Tell the Story
So if you’re community doesn’t celebrate the Easter Vigil, wherever you are: take some time to sit in the dark on Holy Saturday. Or better yet, grab a few friends. Be engulfed by it. And strike a light. Many a pastor and devoted Christian can easily pack the Easter weekend with excitement and wonder. But in the silence, there is something to be heard and learned—a mystery to be offered, something to be waiting for. And in a world filled with distraction and efficiency, silence often breathes life and remembrance by the Spirit.
Where might the Lord be re-telling this story in you this year? Many a pastor and devoted Christian can easily pack the Easter weekend with excitement. But silence makes room for mystery, remembrance, and the Spirit. Click To Tweet
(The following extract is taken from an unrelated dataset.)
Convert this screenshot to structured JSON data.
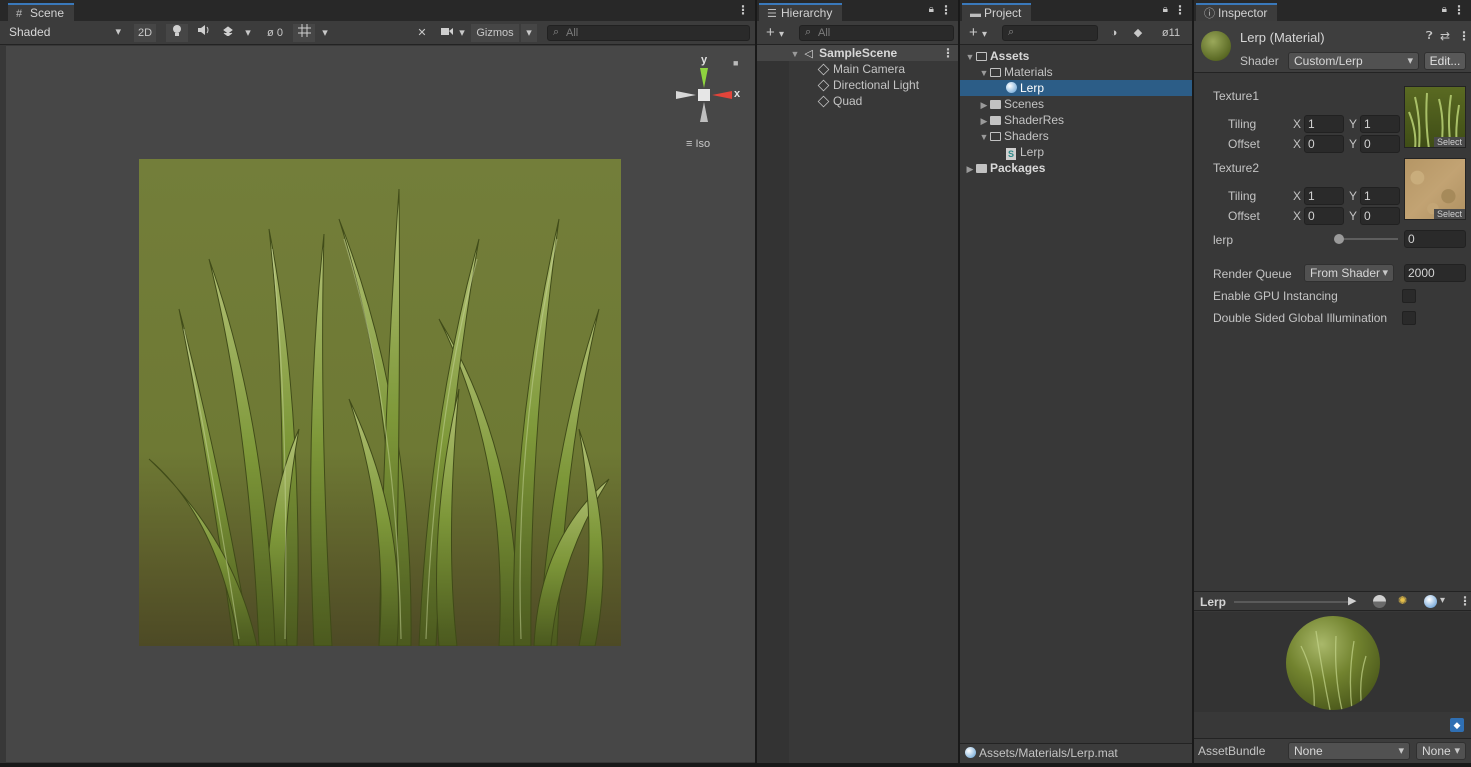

 Bruce Chilton, The Book of Exodus, Vetus Testamentum Supplements, Volume 164. Brill, 2014.